The role of open access publishing in addressing the 10/90 disequilibrium

Alison Chisholm

Almost 20 years ago, the Mexico Ministerial Summit on Health Research asserted that “all countries, including the least developed, need the capacity to conduct health research, to implement and evaluate policies and programmes, and to communicate and use what is learnt.”1 Then, and now, publishing open access can support this reality for low- and middle-income countries (LMICs).

The 10/90 disequilibrium is the alarming reality that, of the $50–60 billion spent worldwide each year on health research, only 10% is spent on the health problems that affect 90% of the world’s population.2 LMICs carry the majority of the global health burden but have a minority voice at the health research table.

Speaking at a session on ethics and data integrity at a London Global Cancer meeting, clinicians from Pakistan defined integrity in research as the ability to generate (and manage safely) accurate and reliable data that are relevant to the prevailing population health needs.
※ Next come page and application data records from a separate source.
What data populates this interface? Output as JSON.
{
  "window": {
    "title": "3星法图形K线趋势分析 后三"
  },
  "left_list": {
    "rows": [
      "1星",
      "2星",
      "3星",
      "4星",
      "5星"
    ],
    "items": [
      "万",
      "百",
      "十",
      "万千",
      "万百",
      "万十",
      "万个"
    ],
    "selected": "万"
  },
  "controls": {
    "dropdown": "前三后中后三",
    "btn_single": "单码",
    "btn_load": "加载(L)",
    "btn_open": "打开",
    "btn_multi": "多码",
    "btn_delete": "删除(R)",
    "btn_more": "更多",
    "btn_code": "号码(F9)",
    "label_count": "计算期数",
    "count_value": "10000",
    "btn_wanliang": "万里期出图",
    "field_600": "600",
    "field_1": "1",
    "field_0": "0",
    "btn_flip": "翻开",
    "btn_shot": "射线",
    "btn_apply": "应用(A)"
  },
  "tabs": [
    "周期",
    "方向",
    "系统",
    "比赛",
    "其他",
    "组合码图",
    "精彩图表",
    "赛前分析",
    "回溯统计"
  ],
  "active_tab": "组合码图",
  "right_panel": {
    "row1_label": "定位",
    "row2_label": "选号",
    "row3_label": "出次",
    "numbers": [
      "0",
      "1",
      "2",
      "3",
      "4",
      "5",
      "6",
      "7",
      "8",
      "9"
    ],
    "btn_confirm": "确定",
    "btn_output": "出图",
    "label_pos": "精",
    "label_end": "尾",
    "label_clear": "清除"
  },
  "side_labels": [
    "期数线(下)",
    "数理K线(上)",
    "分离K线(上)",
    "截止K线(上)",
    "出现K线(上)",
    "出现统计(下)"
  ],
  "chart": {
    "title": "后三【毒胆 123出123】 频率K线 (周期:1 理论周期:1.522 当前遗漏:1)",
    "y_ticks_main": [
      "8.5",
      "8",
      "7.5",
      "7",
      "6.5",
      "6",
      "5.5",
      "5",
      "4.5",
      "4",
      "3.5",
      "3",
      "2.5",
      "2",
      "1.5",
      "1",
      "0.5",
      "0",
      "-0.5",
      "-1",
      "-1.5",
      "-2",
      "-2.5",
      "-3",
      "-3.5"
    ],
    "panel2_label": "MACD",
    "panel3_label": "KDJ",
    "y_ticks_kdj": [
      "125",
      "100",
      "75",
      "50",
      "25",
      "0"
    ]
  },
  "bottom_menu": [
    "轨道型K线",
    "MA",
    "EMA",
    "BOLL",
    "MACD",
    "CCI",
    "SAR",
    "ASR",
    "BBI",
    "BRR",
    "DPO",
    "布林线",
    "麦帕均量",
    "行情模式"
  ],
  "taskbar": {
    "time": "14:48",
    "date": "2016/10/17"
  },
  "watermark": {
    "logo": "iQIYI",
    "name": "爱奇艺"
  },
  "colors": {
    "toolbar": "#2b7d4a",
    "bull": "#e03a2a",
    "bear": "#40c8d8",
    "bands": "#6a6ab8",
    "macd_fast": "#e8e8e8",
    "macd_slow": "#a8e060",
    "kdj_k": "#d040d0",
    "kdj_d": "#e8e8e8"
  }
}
For them, it follows that open access publishing can have a critical role in data ethics and integrity.

Researchers seeking to conduct meaningful health research in LMIC settings often face challenges particular to their country’s health research profile. A national health research profile can be characterized by five linked indicators: its health research priorities, resources (amount spent on research), production (capacity issues), packaging and impact (evidence of research affecting policy development or programs and interventions).3 All of these components operate in the context of the country’s politics, economics, geography, history, cultures and legal system.

Among the myriad potential challenges to medical research integrity in LMICs are a shortage of skilled workers, a lack of centralized and digitized health records, and a dearth of centres of clinical excellence. Even where centres of excellence do exist, they may work in silos rather than within established and experienced health research networks. The result is that robust data governance (including stewardship, steering and safety monitoring committees) is often sourced from outside the LMIC setting. External collaborators can offer high-quality data monitoring and management and can improve the chances of publishing the research findings in trusted journals, but they may live and work in very different economic regions and have contrasting health research priorities. For the investigators conducting research in LMIC communities, the dubious ‘reward’ for partnering with external collaborators can be a ‘high-impact’ publication that their local and national colleagues cannot read. If the results of any such collaboration studies are not published open access, the local researchers, health workers and decision makers are often unable to access and use their own data to inform local health policy and planning.

This reality emphasizes the geographical qualifier that is captured in the Open Pharma position statement on Open Access. The statement recognizes the importance of publishing research open access so that it can be read without payment or one-off or subscription charges, to “ensure that the highest quality, peer-reviewed evidence is available to anyone who needs it, anywhere in the world”.4 By removing paywall barriers, open access publishing helps to connect the individuals affected by a condition, and those tasked with providing and funding care, with robust need-to-know evidence.

The researchers and communities who collect and contribute research data should not be put at a disadvantage. Open access publishing and giving due recognition to the individuals and communities who contribute and collect data are both critical to encouraging good data integrity and collaborative research practices in LMIC settings. The stakeholders who contribute data should be engaged throughout the research process, from early discussions about data privacy and confidentiality, religious norms and context-appropriate ways of working through to publication authorship and acknowledgements. Then, the results of the research should be made available to them, and to others without barriers, including paywall barriers. Only in this way can the heritage of the data be honoured and used to address the research priorities of the contributing communities.


  1. World Health Organization. Report from the Ministerial Summit on Health Research: identify challenges, inform actions, correct inequities. 2005. Available from: (Accessed 25 October 2023).
  2. World Health Organization. Global Forum for Health Research: an overview. Available from: (Accessed 25 October 2023).
  3. Tugwell P, Sitthi-Amorn C, Hatcher-Roberts J, et al. Health Research Profile to assess the capacity of low and middle income countries for equity-oriented research. BMC Public Health 2006;6:151.
  4. Open Pharma. Position statement on Open Access. Available from: (Accessed 25 October 2023).

Alison Chisholm is a Communications Team Leader at Oxford PharmaGenesis. She has an interest in Global Health after completing a Master’s in Public Health at The University of Edinburgh.